Please return each of the entries exactly, minus their pictures.

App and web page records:
☆ ☆ ☆
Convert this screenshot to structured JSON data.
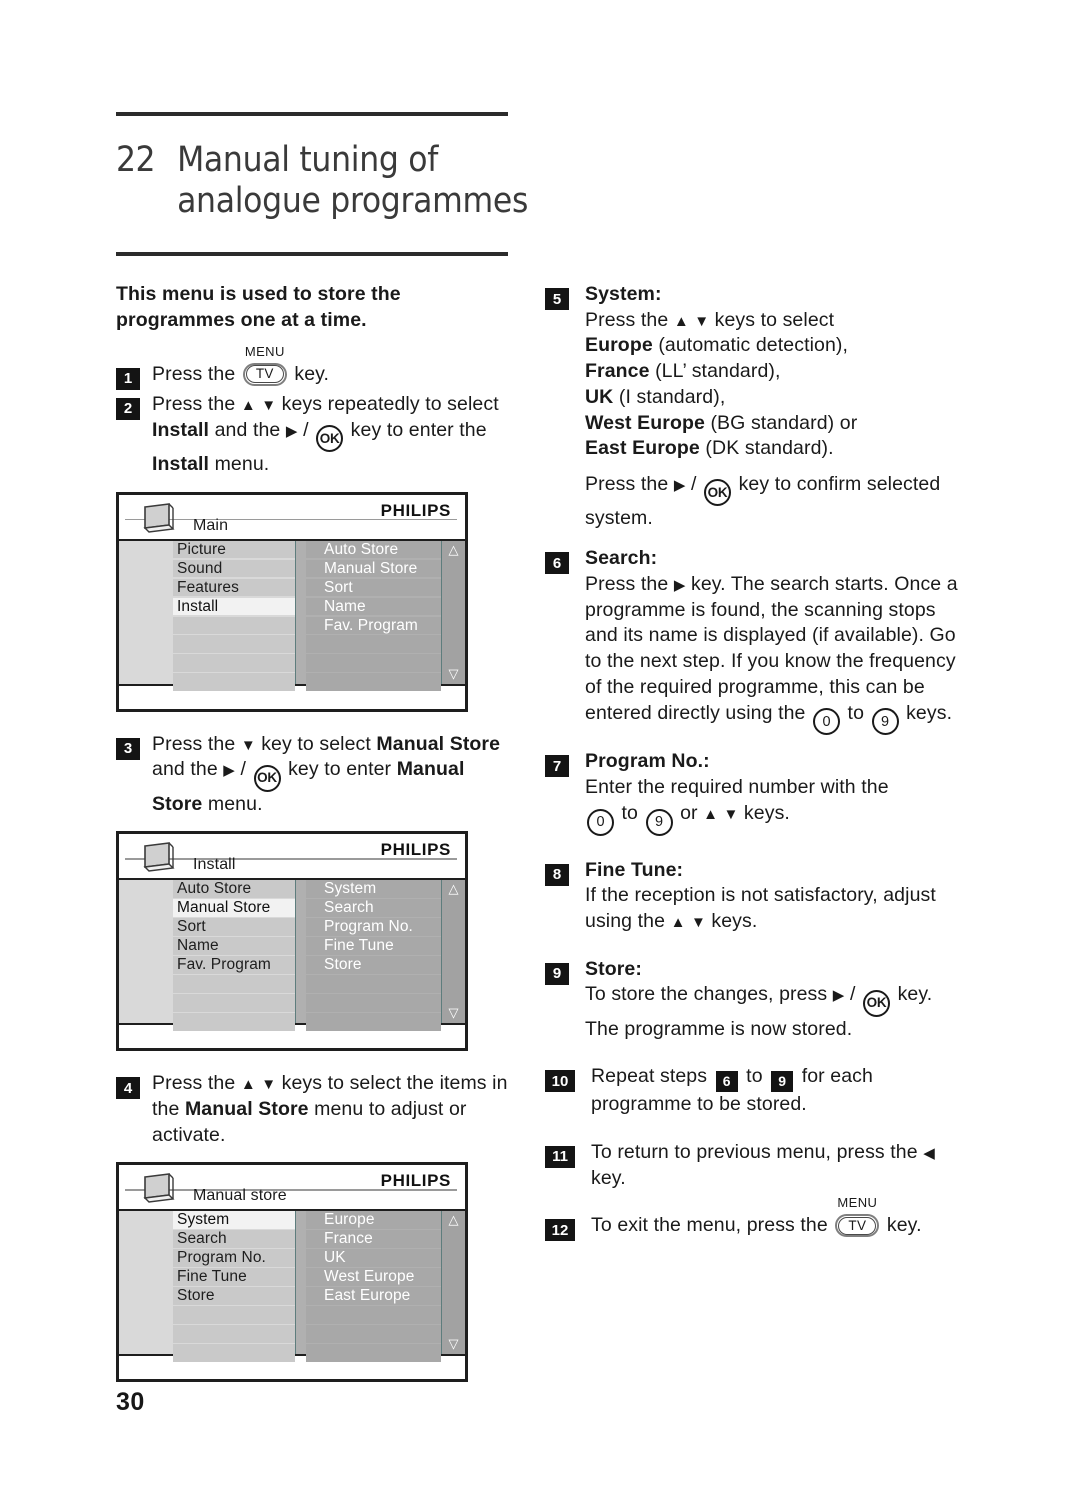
{
  "chapter": {
    "number": "22",
    "title_line1": "Manual tuning of",
    "title_line2": "analogue programmes"
  },
  "page_number": "30",
  "left_column": {
    "intro": "This menu is used to store the programmes one at a time.",
    "step1": {
      "num": "1",
      "t1": "Press the",
      "key": "TV",
      "key_cap": "MENU",
      "t2": "key."
    },
    "step2": {
      "num": "2",
      "t1": "Press the",
      "up": "▲",
      "down": "▼",
      "t2": "keys repeatedly to select",
      "b1": "Install",
      "t3": "and the",
      "right": "▶",
      "slash": "/",
      "ok": "OK",
      "t4": "key to enter the",
      "b2": "Install",
      "t5": "menu."
    },
    "step3": {
      "num": "3",
      "t1": "Press the",
      "down": "▼",
      "t2": "key to select",
      "b1": "Manual Store",
      "t3": "and the",
      "right": "▶",
      "slash": "/",
      "ok": "OK",
      "t4": "key to enter",
      "b2": "Manual Store",
      "t5": "menu."
    },
    "step4": {
      "num": "4",
      "t1": "Press the",
      "up": "▲",
      "down": "▼",
      "t2": "keys to select the items in the",
      "b1": "Manual Store",
      "t3": "menu to adjust or activate."
    },
    "osd1": {
      "brand": "PHILIPS",
      "crumb": "Main",
      "left_items": [
        "Picture",
        "Sound",
        "Features",
        "Install"
      ],
      "left_selected": "Install",
      "right_items": [
        "Auto Store",
        "Manual Store",
        "Sort",
        "Name",
        "Fav. Program"
      ],
      "scroll_up": "△",
      "scroll_down": "▽"
    },
    "osd2": {
      "brand": "PHILIPS",
      "crumb": "Install",
      "left_items": [
        "Auto Store",
        "Manual Store",
        "Sort",
        "Name",
        "Fav. Program"
      ],
      "left_selected": "Manual Store",
      "right_items": [
        "System",
        "Search",
        "Program No.",
        "Fine Tune",
        "Store"
      ],
      "scroll_up": "△",
      "scroll_down": "▽"
    },
    "osd3": {
      "brand": "PHILIPS",
      "crumb": "Manual store",
      "left_items": [
        "System",
        "Search",
        "Program No.",
        "Fine Tune",
        "Store"
      ],
      "left_selected": "System",
      "right_items": [
        "Europe",
        "France",
        "UK",
        "West Europe",
        "East Europe"
      ],
      "scroll_up": "△",
      "scroll_down": "▽"
    }
  },
  "right_column": {
    "step5": {
      "num": "5",
      "head": "System:",
      "t1": "Press the",
      "up": "▲",
      "down": "▼",
      "t2": "keys to select",
      "o1b": "Europe",
      "o1t": "(automatic detection),",
      "o2b": "France",
      "o2t": "(LL’ standard),",
      "o3b": "UK",
      "o3t": "(I standard),",
      "o4b": "West Europe",
      "o4t": "(BG standard)  or",
      "o5b": "East Europe",
      "o5t": "(DK standard).",
      "t3": "Press the",
      "right": "▶",
      "slash": "/",
      "ok": "OK",
      "t4": "key to confirm selected system."
    },
    "step6": {
      "num": "6",
      "head": "Search:",
      "t1": "Press the",
      "right": "▶",
      "t2": "key. The search starts. Once a programme is found, the scanning stops and its name is displayed (if available). Go to the next step. If you know the frequency of the required programme, this can be entered directly using the",
      "k0": "0",
      "to": "to",
      "k9": "9",
      "t3": "keys."
    },
    "step7": {
      "num": "7",
      "head": "Program No.:",
      "t1": "Enter the required number with the",
      "k0": "0",
      "to": "to",
      "k9": "9",
      "or": "or",
      "up": "▲",
      "down": "▼",
      "t2": "keys."
    },
    "step8": {
      "num": "8",
      "head": "Fine Tune:",
      "t1": "If the reception is not satisfactory, adjust using the",
      "up": "▲",
      "down": "▼",
      "t2": "keys."
    },
    "step9": {
      "num": "9",
      "head": "Store:",
      "t1": "To store the changes, press",
      "right": "▶",
      "slash": "/",
      "ok": "OK",
      "t2": "key. The programme is now stored."
    },
    "step10": {
      "num": "10",
      "t1": "Repeat steps",
      "n1": "6",
      "to": "to",
      "n2": "9",
      "t2": "for each programme to be stored."
    },
    "step11": {
      "num": "11",
      "t1": "To return to previous menu, press the",
      "left": "◀",
      "t2": "key."
    },
    "step12": {
      "num": "12",
      "t1": "To exit the menu, press the",
      "key": "TV",
      "key_cap": "MENU",
      "t2": "key."
    }
  }
}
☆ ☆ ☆
> [Output for this exercise]
Convert this screenshot to structured JSON data.
{
  "chapter": {
    "number": "22",
    "title_line1": "Manual tuning of",
    "title_line2": "analogue programmes"
  },
  "page_number": "30",
  "left_column": {
    "intro": "This menu is used to store the programmes one at a time.",
    "step1": {
      "num": "1",
      "t1": "Press the",
      "key": "TV",
      "key_cap": "MENU",
      "t2": "key."
    },
    "step2": {
      "num": "2",
      "t1": "Press the",
      "up": "▲",
      "down": "▼",
      "t2": "keys repeatedly to select",
      "b1": "Install",
      "t3": "and the",
      "right": "▶",
      "slash": "/",
      "ok": "OK",
      "t4": "key to enter the",
      "b2": "Install",
      "t5": "menu."
    },
    "step3": {
      "num": "3",
      "t1": "Press the",
      "down": "▼",
      "t2": "key to select",
      "b1": "Manual Store",
      "t3": "and the",
      "right": "▶",
      "slash": "/",
      "ok": "OK",
      "t4": "key to enter",
      "b2": "Manual Store",
      "t5": "menu."
    },
    "step4": {
      "num": "4",
      "t1": "Press the",
      "up": "▲",
      "down": "▼",
      "t2": "keys to select the items in the",
      "b1": "Manual Store",
      "t3": "menu to adjust or activate."
    },
    "osd1": {
      "brand": "PHILIPS",
      "crumb": "Main",
      "left_items": [
        "Picture",
        "Sound",
        "Features",
        "Install"
      ],
      "left_selected": "Install",
      "right_items": [
        "Auto Store",
        "Manual Store",
        "Sort",
        "Name",
        "Fav. Program"
      ],
      "scroll_up": "△",
      "scroll_down": "▽"
    },
    "osd2": {
      "brand": "PHILIPS",
      "crumb": "Install",
      "left_items": [
        "Auto Store",
        "Manual Store",
        "Sort",
        "Name",
        "Fav. Program"
      ],
      "left_selected": "Manual Store",
      "right_items": [
        "System",
        "Search",
        "Program No.",
        "Fine Tune",
        "Store"
      ],
      "scroll_up": "△",
      "scroll_down": "▽"
    },
    "osd3": {
      "brand": "PHILIPS",
      "crumb": "Manual store",
      "left_items": [
        "System",
        "Search",
        "Program No.",
        "Fine Tune",
        "Store"
      ],
      "left_selected": "System",
      "right_items": [
        "Europe",
        "France",
        "UK",
        "West Europe",
        "East Europe"
      ],
      "scroll_up": "△",
      "scroll_down": "▽"
    }
  },
  "right_column": {
    "step5": {
      "num": "5",
      "head": "System:",
      "t1": "Press the",
      "up": "▲",
      "down": "▼",
      "t2": "keys to select",
      "o1b": "Europe",
      "o1t": "(automatic detection),",
      "o2b": "France",
      "o2t": "(LL’ standard),",
      "o3b": "UK",
      "o3t": "(I standard),",
      "o4b": "West Europe",
      "o4t": "(BG standard)  or",
      "o5b": "East Europe",
      "o5t": "(DK standard).",
      "t3": "Press the",
      "right": "▶",
      "slash": "/",
      "ok": "OK",
      "t4": "key to confirm selected system."
    },
    "step6": {
      "num": "6",
      "head": "Search:",
      "t1": "Press the",
      "right": "▶",
      "t2": "key. The search starts. Once a programme is found, the scanning stops and its name is displayed (if available). Go to the next step. If you know the frequency of the required programme, this can be entered directly using the",
      "k0": "0",
      "to": "to",
      "k9": "9",
      "t3": "keys."
    },
    "step7": {
      "num": "7",
      "head": "Program No.:",
      "t1": "Enter the required number with the",
      "k0": "0",
      "to": "to",
      "k9": "9",
      "or": "or",
      "up": "▲",
      "down": "▼",
      "t2": "keys."
    },
    "step8": {
      "num": "8",
      "head": "Fine Tune:",
      "t1": "If the reception is not satisfactory, adjust using the",
      "up": "▲",
      "down": "▼",
      "t2": "keys."
    },
    "step9": {
      "num": "9",
      "head": "Store:",
      "t1": "To store the changes, press",
      "right": "▶",
      "slash": "/",
      "ok": "OK",
      "t2": "key. The programme is now stored."
    },
    "step10": {
      "num": "10",
      "t1": "Repeat steps",
      "n1": "6",
      "to": "to",
      "n2": "9",
      "t2": "for each programme to be stored."
    },
    "step11": {
      "num": "11",
      "t1": "To return to previous menu, press the",
      "left": "◀",
      "t2": "key."
    },
    "step12": {
      "num": "12",
      "t1": "To exit the menu, press the",
      "key": "TV",
      "key_cap": "MENU",
      "t2": "key."
    }
  }
}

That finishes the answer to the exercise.